Lomakina explained that the “main problem” with coordinating corridors “is that the Russian side does not uphold the obligations they said they would.”
“Despite agreeing to a cease-fire, despite the International Red Cross being involved, despite the pressure from international partners, Russian soldiers still continue the shelling, make military advances, mine the roads and civil infrastructure, and actively impede humanitarian work,” she said. “Many towns and villages of Ukraine are burning right now. This means that millions of people need help” in Mariupol, towns surrounding Kyiv, Enerhodar, Sumy, Chernihiv, and others.
“To do this quickly in the circumstances of active combat is incredibly difficult,” she explained.
Despite the challenges that come with setting up corridors for people to escape Russian shelling, morale among Ukrainian people remains high.
“We are seeing an incredible unity among Ukrainians and faith in the Armed Forces of Ukraine, as well as solidarity. A huge wave of volunteers is gaining momentum, there are queues gathering at military enlistment offices, queues at the border,” Lomakina said. “[M]en are returning to Ukraine en masse to defend their country.”
She added that while Ukrainians are “very freedom-loving and at the same time a peaceful nation,” they have been left “furious” since Russia invaded on Feb. 24 and have “stronger motivation” than Russian soldiers, whom she said were “lied to” and “told they were liberators.”
The official thanked the American people for their support and emphasized Ukraine’s wish for NATO to implement a no-fly zone over the country to prevent Russian missile attacks.

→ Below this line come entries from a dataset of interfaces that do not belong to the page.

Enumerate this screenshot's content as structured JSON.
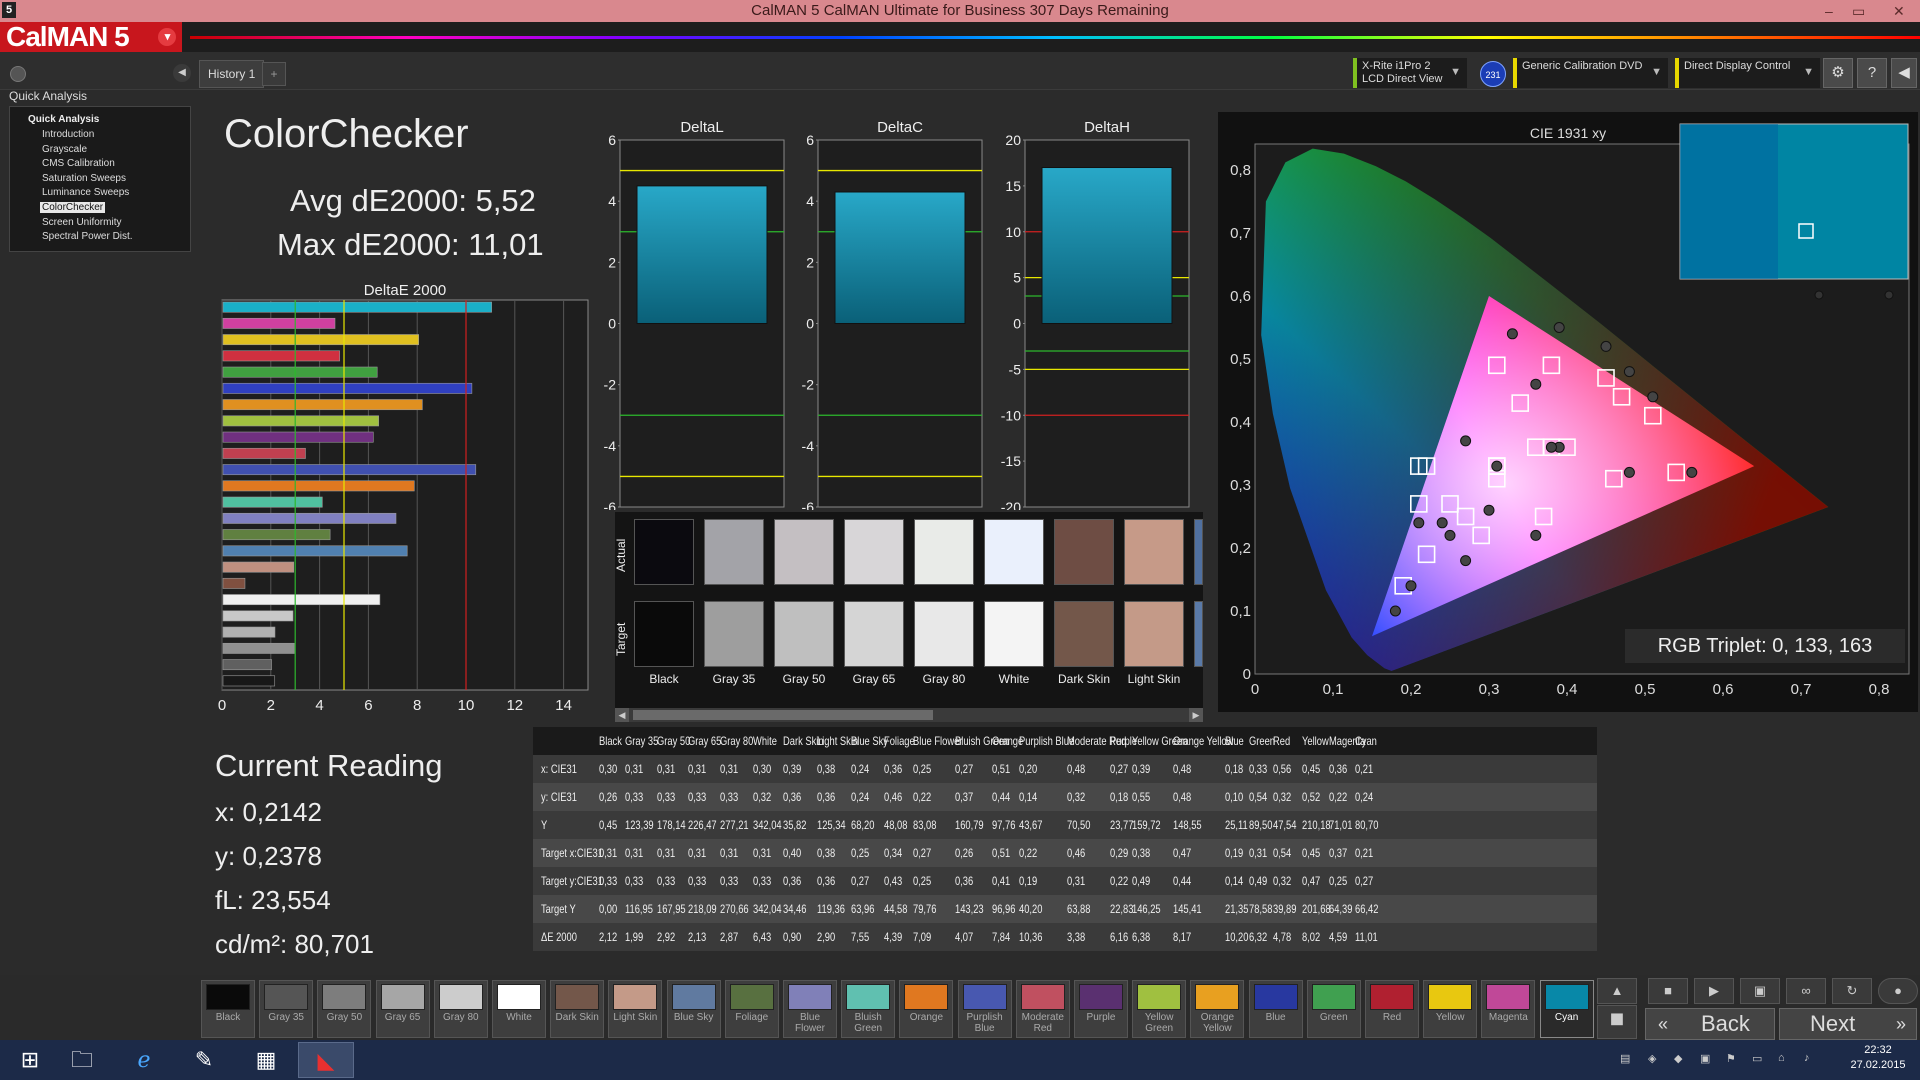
{
  "window": {
    "title": "CalMAN 5 CalMAN Ultimate for Business 307 Days Remaining",
    "app_icon": "5",
    "minimize": "–",
    "maximize": "▭",
    "close": "✕"
  },
  "logo": {
    "text": "CalMAN 5",
    "menu": "▾"
  },
  "history_tab": {
    "label": "History 1",
    "add": "+"
  },
  "devices": [
    {
      "line1": "X-Rite i1Pro 2",
      "line2": "LCD Direct View",
      "accent": "#7fc020"
    },
    {
      "line1": "Generic Calibration DVD",
      "line2": "",
      "accent": "#e8d800"
    },
    {
      "line1": "Direct Display Control",
      "line2": "",
      "accent": "#e8d800"
    }
  ],
  "sensor_badge": "231",
  "sidebar": {
    "title": "Quick Analysis",
    "head": "Quick Analysis",
    "items": [
      "Introduction",
      "Grayscale",
      "CMS Calibration",
      "Saturation Sweeps",
      "Luminance Sweeps",
      "ColorChecker",
      "Screen Uniformity",
      "Spectral Power Dist."
    ],
    "selected": "ColorChecker"
  },
  "main": {
    "title": "ColorChecker",
    "avg": "Avg dE2000: 5,52",
    "max": "Max dE2000: 11,01"
  },
  "delta_e_chart": {
    "title": "DeltaE 2000",
    "xticks": [
      "0",
      "2",
      "4",
      "6",
      "8",
      "10",
      "12",
      "14"
    ],
    "xmax": 15,
    "thresholds": [
      {
        "value": 3,
        "color": "#2db82d"
      },
      {
        "value": 5,
        "color": "#e8e800"
      },
      {
        "value": 10,
        "color": "#d02020"
      }
    ],
    "bars": [
      {
        "value": 11.01,
        "color": "#1ab0c8"
      },
      {
        "value": 4.59,
        "color": "#d040a0"
      },
      {
        "value": 8.02,
        "color": "#e0c020"
      },
      {
        "value": 4.78,
        "color": "#d03040"
      },
      {
        "value": 6.32,
        "color": "#40a040"
      },
      {
        "value": 10.2,
        "color": "#3040c0"
      },
      {
        "value": 8.17,
        "color": "#e09020"
      },
      {
        "value": 6.38,
        "color": "#a0c040"
      },
      {
        "value": 6.16,
        "color": "#703080"
      },
      {
        "value": 3.38,
        "color": "#c04050"
      },
      {
        "value": 10.36,
        "color": "#4050b0"
      },
      {
        "value": 7.84,
        "color": "#e07820"
      },
      {
        "value": 4.07,
        "color": "#50c0a0"
      },
      {
        "value": 7.09,
        "color": "#8080c0"
      },
      {
        "value": 4.39,
        "color": "#608040"
      },
      {
        "value": 7.55,
        "color": "#5080b0"
      },
      {
        "value": 2.9,
        "color": "#c09080"
      },
      {
        "value": 0.9,
        "color": "#805040"
      },
      {
        "value": 6.43,
        "color": "#f0f0f0"
      },
      {
        "value": 2.87,
        "color": "#c8c8c8"
      },
      {
        "value": 2.13,
        "color": "#b0b0b0"
      },
      {
        "value": 2.92,
        "color": "#909090"
      },
      {
        "value": 1.99,
        "color": "#606060"
      },
      {
        "value": 2.12,
        "color": "#181818"
      }
    ]
  },
  "delta_charts": [
    {
      "title": "DeltaL",
      "ticks": [
        "6",
        "4",
        "2",
        "0",
        "-2",
        "-4",
        "-6"
      ],
      "min": -6,
      "max": 6,
      "bar_top": 4.5,
      "bar_bottom": 0,
      "lines": [
        {
          "v": 5,
          "c": "#e8e800"
        },
        {
          "v": 3,
          "c": "#2db82d"
        },
        {
          "v": -3,
          "c": "#2db82d"
        },
        {
          "v": -5,
          "c": "#e8e800"
        }
      ]
    },
    {
      "title": "DeltaC",
      "ticks": [
        "6",
        "4",
        "2",
        "0",
        "-2",
        "-4",
        "-6"
      ],
      "min": -6,
      "max": 6,
      "bar_top": 4.3,
      "bar_bottom": 0,
      "lines": [
        {
          "v": 5,
          "c": "#e8e800"
        },
        {
          "v": 3,
          "c": "#2db82d"
        },
        {
          "v": -3,
          "c": "#2db82d"
        },
        {
          "v": -5,
          "c": "#e8e800"
        }
      ]
    },
    {
      "title": "DeltaH",
      "ticks": [
        "20",
        "15",
        "10",
        "5",
        "0",
        "-5",
        "-10",
        "-15",
        "-20"
      ],
      "min": -20,
      "max": 20,
      "bar_top": 17,
      "bar_bottom": 0,
      "lines": [
        {
          "v": 10,
          "c": "#d02020"
        },
        {
          "v": 5,
          "c": "#e8e800"
        },
        {
          "v": 3,
          "c": "#2db82d"
        },
        {
          "v": -3,
          "c": "#2db82d"
        },
        {
          "v": -5,
          "c": "#e8e800"
        },
        {
          "v": -10,
          "c": "#d02020"
        }
      ]
    }
  ],
  "swatches": {
    "row_actual": "Actual",
    "row_target": "Target",
    "items": [
      {
        "name": "Black",
        "actual": "#0b0a0f",
        "target": "#0a0a0a"
      },
      {
        "name": "Gray 35",
        "actual": "#a3a3a8",
        "target": "#9e9e9e"
      },
      {
        "name": "Gray 50",
        "actual": "#c4bfc2",
        "target": "#bfbfbf"
      },
      {
        "name": "Gray 65",
        "actual": "#d8d6d8",
        "target": "#d5d5d5"
      },
      {
        "name": "Gray 80",
        "actual": "#e9ebe8",
        "target": "#e8e8e8"
      },
      {
        "name": "White",
        "actual": "#eaf0fc",
        "target": "#f4f4f4"
      },
      {
        "name": "Dark Skin",
        "actual": "#6e4d44",
        "target": "#73574a"
      },
      {
        "name": "Light Skin",
        "actual": "#c69a88",
        "target": "#c49a88"
      }
    ]
  },
  "current_reading": {
    "title": "Current Reading",
    "x": "x: 0,2142",
    "y": "y: 0,2378",
    "fl": "fL: 23,554",
    "cdm2": "cd/m²: 80,701"
  },
  "cie": {
    "title": "CIE 1931 xy",
    "xticks": [
      "0",
      "0,1",
      "0,2",
      "0,3",
      "0,4",
      "0,5",
      "0,6",
      "0,7",
      "0,8"
    ],
    "yticks": [
      "0,8",
      "0,7",
      "0,6",
      "0,5",
      "0,4",
      "0,3",
      "0,2",
      "0,1",
      "0"
    ],
    "rgb_triplet": "RGB Triplet: 0, 133, 163",
    "inset_color": "#0085a3",
    "targets": [
      [
        0.21,
        0.33
      ],
      [
        0.22,
        0.33
      ],
      [
        0.31,
        0.31
      ],
      [
        0.31,
        0.33
      ],
      [
        0.31,
        0.33
      ],
      [
        0.31,
        0.33
      ],
      [
        0.4,
        0.36
      ],
      [
        0.38,
        0.36
      ],
      [
        0.25,
        0.27
      ],
      [
        0.34,
        0.43
      ],
      [
        0.27,
        0.25
      ],
      [
        0.36,
        0.36
      ],
      [
        0.51,
        0.41
      ],
      [
        0.22,
        0.19
      ],
      [
        0.46,
        0.31
      ],
      [
        0.29,
        0.22
      ],
      [
        0.38,
        0.49
      ],
      [
        0.47,
        0.44
      ],
      [
        0.19,
        0.14
      ],
      [
        0.31,
        0.49
      ],
      [
        0.54,
        0.32
      ],
      [
        0.45,
        0.47
      ],
      [
        0.37,
        0.25
      ],
      [
        0.21,
        0.27
      ]
    ],
    "actuals": [
      [
        0.3,
        0.26
      ],
      [
        0.31,
        0.33
      ],
      [
        0.39,
        0.36
      ],
      [
        0.38,
        0.36
      ],
      [
        0.24,
        0.24
      ],
      [
        0.36,
        0.46
      ],
      [
        0.25,
        0.22
      ],
      [
        0.27,
        0.37
      ],
      [
        0.51,
        0.44
      ],
      [
        0.2,
        0.14
      ],
      [
        0.48,
        0.32
      ],
      [
        0.27,
        0.18
      ],
      [
        0.39,
        0.55
      ],
      [
        0.48,
        0.48
      ],
      [
        0.18,
        0.1
      ],
      [
        0.33,
        0.54
      ],
      [
        0.56,
        0.32
      ],
      [
        0.45,
        0.52
      ],
      [
        0.36,
        0.22
      ],
      [
        0.21,
        0.24
      ]
    ]
  },
  "table": {
    "columns": [
      "Black",
      "Gray 35",
      "Gray 50",
      "Gray 65",
      "Gray 80",
      "White",
      "Dark Skin",
      "Light Skin",
      "Blue Sky",
      "Foliage",
      "Blue Flower",
      "Bluish Green",
      "Orange",
      "Purplish Blue",
      "Moderate Red",
      "Purple",
      "Yellow Green",
      "Orange Yellow",
      "Blue",
      "Green",
      "Red",
      "Yellow",
      "Magenta",
      "Cyan"
    ],
    "rows": [
      {
        "label": "x: CIE31",
        "values": [
          "0,30",
          "0,31",
          "0,31",
          "0,31",
          "0,31",
          "0,30",
          "0,39",
          "0,38",
          "0,24",
          "0,36",
          "0,25",
          "0,27",
          "0,51",
          "0,20",
          "0,48",
          "0,27",
          "0,39",
          "0,48",
          "0,18",
          "0,33",
          "0,56",
          "0,45",
          "0,36",
          "0,21"
        ]
      },
      {
        "label": "y: CIE31",
        "values": [
          "0,26",
          "0,33",
          "0,33",
          "0,33",
          "0,33",
          "0,32",
          "0,36",
          "0,36",
          "0,24",
          "0,46",
          "0,22",
          "0,37",
          "0,44",
          "0,14",
          "0,32",
          "0,18",
          "0,55",
          "0,48",
          "0,10",
          "0,54",
          "0,32",
          "0,52",
          "0,22",
          "0,24"
        ]
      },
      {
        "label": "Y",
        "values": [
          "0,45",
          "123,39",
          "178,14",
          "226,47",
          "277,21",
          "342,04",
          "35,82",
          "125,34",
          "68,20",
          "48,08",
          "83,08",
          "160,79",
          "97,76",
          "43,67",
          "70,50",
          "23,77",
          "159,72",
          "148,55",
          "25,11",
          "89,50",
          "47,54",
          "210,18",
          "71,01",
          "80,70"
        ]
      },
      {
        "label": "Target x:CIE31",
        "values": [
          "0,31",
          "0,31",
          "0,31",
          "0,31",
          "0,31",
          "0,31",
          "0,40",
          "0,38",
          "0,25",
          "0,34",
          "0,27",
          "0,26",
          "0,51",
          "0,22",
          "0,46",
          "0,29",
          "0,38",
          "0,47",
          "0,19",
          "0,31",
          "0,54",
          "0,45",
          "0,37",
          "0,21"
        ]
      },
      {
        "label": "Target y:CIE31",
        "values": [
          "0,33",
          "0,33",
          "0,33",
          "0,33",
          "0,33",
          "0,33",
          "0,36",
          "0,36",
          "0,27",
          "0,43",
          "0,25",
          "0,36",
          "0,41",
          "0,19",
          "0,31",
          "0,22",
          "0,49",
          "0,44",
          "0,14",
          "0,49",
          "0,32",
          "0,47",
          "0,25",
          "0,27"
        ]
      },
      {
        "label": "Target Y",
        "values": [
          "0,00",
          "116,95",
          "167,95",
          "218,09",
          "270,66",
          "342,04",
          "34,46",
          "119,36",
          "63,96",
          "44,58",
          "79,76",
          "143,23",
          "96,96",
          "40,20",
          "63,88",
          "22,83",
          "146,25",
          "145,41",
          "21,35",
          "78,58",
          "39,89",
          "201,68",
          "64,39",
          "66,42"
        ]
      },
      {
        "label": "ΔE 2000",
        "values": [
          "2,12",
          "1,99",
          "2,92",
          "2,13",
          "2,87",
          "6,43",
          "0,90",
          "2,90",
          "7,55",
          "4,39",
          "7,09",
          "4,07",
          "7,84",
          "10,36",
          "3,38",
          "6,16",
          "6,38",
          "8,17",
          "10,20",
          "6,32",
          "4,78",
          "8,02",
          "4,59",
          "11,01"
        ]
      }
    ]
  },
  "bottom_swatches": [
    {
      "label": "Black",
      "color": "#0a0a0a"
    },
    {
      "label": "Gray 35",
      "color": "#555555"
    },
    {
      "label": "Gray 50",
      "color": "#7d7d7d"
    },
    {
      "label": "Gray 65",
      "color": "#a6a6a6"
    },
    {
      "label": "Gray 80",
      "color": "#cccccc"
    },
    {
      "label": "White",
      "color": "#ffffff"
    },
    {
      "label": "Dark Skin",
      "color": "#73574a"
    },
    {
      "label": "Light Skin",
      "color": "#c49a88"
    },
    {
      "label": "Blue Sky",
      "color": "#607aa0"
    },
    {
      "label": "Foliage",
      "color": "#587040"
    },
    {
      "label": "Blue Flower",
      "color": "#8080b8"
    },
    {
      "label": "Bluish Green",
      "color": "#60c0b0"
    },
    {
      "label": "Orange",
      "color": "#e07820"
    },
    {
      "label": "Purplish Blue",
      "color": "#4858b0"
    },
    {
      "label": "Moderate Red",
      "color": "#c05060"
    },
    {
      "label": "Purple",
      "color": "#5a3070"
    },
    {
      "label": "Yellow Green",
      "color": "#a0c040"
    },
    {
      "label": "Orange Yellow",
      "color": "#e8a020"
    },
    {
      "label": "Blue",
      "color": "#2838a0"
    },
    {
      "label": "Green",
      "color": "#40a050"
    },
    {
      "label": "Red",
      "color": "#b02030"
    },
    {
      "label": "Yellow",
      "color": "#e8c810"
    },
    {
      "label": "Magenta",
      "color": "#c04898"
    },
    {
      "label": "Cyan",
      "color": "#0888a8"
    }
  ],
  "nav": {
    "back": "Back",
    "next": "Next"
  },
  "taskbar": {
    "time": "22:32",
    "date": "27.02.2015"
  }
}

U.S. and NATO officials say such a move would provoke a potential World War III.
“Russia wipes its dirty army boots on all the commitments made by the representatives of their country to Ukraine, the United States, the European Union, and the whole world,” Lomakina said. “After all, democracy and commitment to freedom are the things that unite our countries across the ocean.”